Problem:
Repeat all of the entries, please, keeping each line exact.

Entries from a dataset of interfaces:

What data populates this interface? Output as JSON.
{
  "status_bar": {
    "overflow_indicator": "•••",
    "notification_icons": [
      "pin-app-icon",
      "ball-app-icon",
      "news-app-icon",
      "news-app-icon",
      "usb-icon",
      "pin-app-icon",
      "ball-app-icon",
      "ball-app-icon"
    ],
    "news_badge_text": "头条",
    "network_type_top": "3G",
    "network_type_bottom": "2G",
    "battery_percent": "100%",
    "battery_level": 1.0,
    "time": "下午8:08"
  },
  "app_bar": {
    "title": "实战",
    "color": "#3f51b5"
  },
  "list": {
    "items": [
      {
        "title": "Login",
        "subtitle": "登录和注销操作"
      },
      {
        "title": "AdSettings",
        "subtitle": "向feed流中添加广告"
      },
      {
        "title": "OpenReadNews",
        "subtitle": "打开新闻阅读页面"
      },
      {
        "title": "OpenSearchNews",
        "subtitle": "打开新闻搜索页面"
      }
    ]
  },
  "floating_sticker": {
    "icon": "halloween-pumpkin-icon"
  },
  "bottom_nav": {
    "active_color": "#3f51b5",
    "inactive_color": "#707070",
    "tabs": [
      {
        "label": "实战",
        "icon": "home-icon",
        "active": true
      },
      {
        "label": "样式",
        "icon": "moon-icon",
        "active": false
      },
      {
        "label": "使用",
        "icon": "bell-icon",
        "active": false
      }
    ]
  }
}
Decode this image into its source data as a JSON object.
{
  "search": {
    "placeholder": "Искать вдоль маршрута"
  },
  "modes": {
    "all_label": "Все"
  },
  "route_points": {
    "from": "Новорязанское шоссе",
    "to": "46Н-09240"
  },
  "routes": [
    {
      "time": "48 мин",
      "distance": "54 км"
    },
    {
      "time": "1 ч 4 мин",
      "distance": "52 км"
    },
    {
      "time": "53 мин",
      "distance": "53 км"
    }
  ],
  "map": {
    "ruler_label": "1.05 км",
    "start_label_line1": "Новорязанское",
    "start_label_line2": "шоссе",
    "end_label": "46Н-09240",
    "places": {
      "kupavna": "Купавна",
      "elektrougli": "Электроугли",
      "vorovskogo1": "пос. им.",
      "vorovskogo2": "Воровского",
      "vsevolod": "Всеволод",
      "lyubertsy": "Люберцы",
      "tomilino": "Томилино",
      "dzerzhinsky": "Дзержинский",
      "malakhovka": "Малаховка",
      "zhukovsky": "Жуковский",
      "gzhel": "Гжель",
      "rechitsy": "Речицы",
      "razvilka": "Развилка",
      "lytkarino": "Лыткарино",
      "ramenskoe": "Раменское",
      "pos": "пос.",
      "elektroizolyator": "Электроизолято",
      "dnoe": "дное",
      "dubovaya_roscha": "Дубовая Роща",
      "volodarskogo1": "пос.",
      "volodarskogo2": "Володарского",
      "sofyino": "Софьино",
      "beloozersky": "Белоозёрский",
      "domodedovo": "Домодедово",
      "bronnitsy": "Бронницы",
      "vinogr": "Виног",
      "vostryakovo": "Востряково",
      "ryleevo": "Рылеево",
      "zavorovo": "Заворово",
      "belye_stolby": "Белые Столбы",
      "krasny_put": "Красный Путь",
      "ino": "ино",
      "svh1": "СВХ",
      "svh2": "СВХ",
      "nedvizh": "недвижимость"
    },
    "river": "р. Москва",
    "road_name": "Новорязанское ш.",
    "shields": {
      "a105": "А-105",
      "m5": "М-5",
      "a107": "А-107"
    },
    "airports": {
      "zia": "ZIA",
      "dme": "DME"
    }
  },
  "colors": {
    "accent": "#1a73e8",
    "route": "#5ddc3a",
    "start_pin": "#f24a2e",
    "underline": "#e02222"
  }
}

Exercise answer:
What data populates this interface? Output as JSON.
{
  "status_bar": {
    "overflow_indicator": "•••",
    "notification_icons": [
      "pin-app-icon",
      "ball-app-icon",
      "news-app-icon",
      "news-app-icon",
      "usb-icon",
      "pin-app-icon",
      "ball-app-icon",
      "ball-app-icon"
    ],
    "news_badge_text": "头条",
    "network_type_top": "3G",
    "network_type_bottom": "2G",
    "battery_percent": "100%",
    "battery_level": 1.0,
    "time": "下午8:08"
  },
  "app_bar": {
    "title": "实战",
    "color": "#3f51b5"
  },
  "list": {
    "items": [
      {
        "title": "Login",
        "subtitle": "登录和注销操作"
      },
      {
        "title": "AdSettings",
        "subtitle": "向feed流中添加广告"
      },
      {
        "title": "OpenReadNews",
        "subtitle": "打开新闻阅读页面"
      },
      {
        "title": "OpenSearchNews",
        "subtitle": "打开新闻搜索页面"
      }
    ]
  },
  "floating_sticker": {
    "icon": "halloween-pumpkin-icon"
  },
  "bottom_nav": {
    "active_color": "#3f51b5",
    "inactive_color": "#707070",
    "tabs": [
      {
        "label": "实战",
        "icon": "home-icon",
        "active": true
      },
      {
        "label": "样式",
        "icon": "moon-icon",
        "active": false
      },
      {
        "label": "使用",
        "icon": "bell-icon",
        "active": false
      }
    ]
  }
}
Decode this image into its source data as a JSON object.
{
  "search": {
    "placeholder": "Искать вдоль маршрута"
  },
  "modes": {
    "all_label": "Все"
  },
  "route_points": {
    "from": "Новорязанское шоссе",
    "to": "46Н-09240"
  },
  "routes": [
    {
      "time": "48 мин",
      "distance": "54 км"
    },
    {
      "time": "1 ч 4 мин",
      "distance": "52 км"
    },
    {
      "time": "53 мин",
      "distance": "53 км"
    }
  ],
  "map": {
    "ruler_label": "1.05 км",
    "start_label_line1": "Новорязанское",
    "start_label_line2": "шоссе",
    "end_label": "46Н-09240",
    "places": {
      "kupavna": "Купавна",
      "elektrougli": "Электроугли",
      "vorovskogo1": "пос. им.",
      "vorovskogo2": "Воровского",
      "vsevolod": "Всеволод",
      "lyubertsy": "Люберцы",
      "tomilino": "Томилино",
      "dzerzhinsky": "Дзержинский",
      "malakhovka": "Малаховка",
      "zhukovsky": "Жуковский",
      "gzhel": "Гжель",
      "rechitsy": "Речицы",
      "razvilka": "Развилка",
      "lytkarino": "Лыткарино",
      "ramenskoe": "Раменское",
      "pos": "пос.",
      "elektroizolyator": "Электроизолято",
      "dnoe": "дное",
      "dubovaya_roscha": "Дубовая Роща",
      "volodarskogo1": "пос.",
      "volodarskogo2": "Володарского",
      "sofyino": "Софьино",
      "beloozersky": "Белоозёрский",
      "domodedovo": "Домодедово",
      "bronnitsy": "Бронницы",
      "vinogr": "Виног",
      "vostryakovo": "Востряково",
      "ryleevo": "Рылеево",
      "zavorovo": "Заворово",
      "belye_stolby": "Белые Столбы",
      "krasny_put": "Красный Путь",
      "ino": "ино",
      "svh1": "СВХ",
      "svh2": "СВХ",
      "nedvizh": "недвижимость"
    },
    "river": "р. Москва",
    "road_name": "Новорязанское ш.",
    "shields": {
      "a105": "А-105",
      "m5": "М-5",
      "a107": "А-107"
    },
    "airports": {
      "zia": "ZIA",
      "dme": "DME"
    }
  },
  "colors": {
    "accent": "#1a73e8",
    "route": "#5ddc3a",
    "start_pin": "#f24a2e",
    "underline": "#e02222"
  }
}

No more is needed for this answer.